Items from a dataset —
=-=-=
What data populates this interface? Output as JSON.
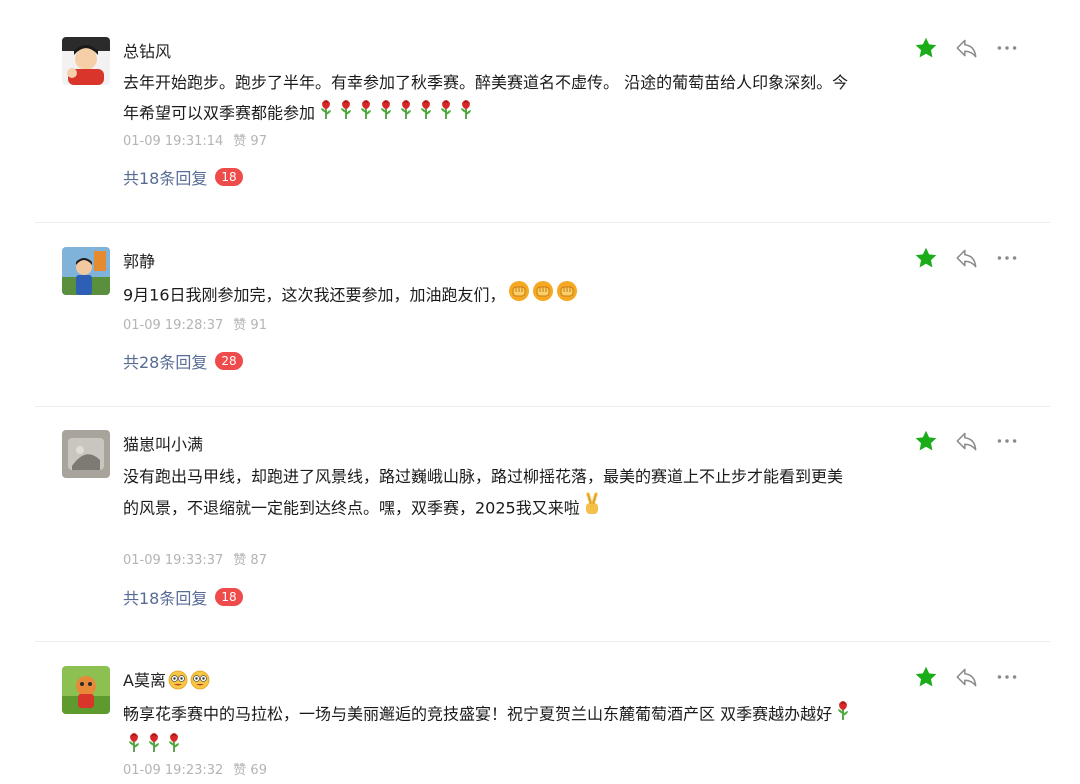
{
  "comments": [
    {
      "username": "总钻风",
      "text": "去年开始跑步。跑步了半年。有幸参加了秋季赛。醉美赛道名不虚传。 沿途的葡萄苗给人印象深刻。今年希望可以双季赛都能参加",
      "emoji": "rose",
      "emoji_count": 8,
      "time": "01-09 19:31:14",
      "likes": "赞 97",
      "replies_label": "共18条回复",
      "reply_count": "18"
    },
    {
      "username": "郭静",
      "text": "9月16日我刚参加完，这次我还要参加，加油跑友们，",
      "emoji": "fist",
      "emoji_count": 3,
      "time": "01-09 19:28:37",
      "likes": "赞 91",
      "replies_label": "共28条回复",
      "reply_count": "28"
    },
    {
      "username": "猫崽叫小满",
      "text": "没有跑出马甲线，却跑进了风景线，路过巍峨山脉，路过柳摇花落，最美的赛道上不止步才能看到更美的风景，不退缩就一定能到达终点。嘿，双季赛，2025我又来啦",
      "emoji": "victory-hand",
      "emoji_count": 1,
      "time": "01-09 19:33:37",
      "likes": "赞 87",
      "replies_label": "共18条回复",
      "reply_count": "18"
    },
    {
      "username": "A莫离",
      "username_emoji": "star-eyes",
      "text": "畅享花季赛中的马拉松，一场与美丽邂逅的竞技盛宴！祝宁夏贺兰山东麓葡萄酒产区 双季赛越办越好",
      "emoji": "rose",
      "emoji_count": 4,
      "time": "01-09 19:23:32",
      "likes": "赞 69"
    }
  ],
  "icons": {
    "star": "star-icon",
    "reply": "reply-icon",
    "more": "more-icon"
  },
  "colors": {
    "star": "#1aad19",
    "link": "#576b95",
    "badge": "#f04b4b",
    "meta": "#b4b4b4"
  }
}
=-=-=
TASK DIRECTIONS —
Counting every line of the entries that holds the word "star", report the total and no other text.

OUTPUT OF THE TASK —
3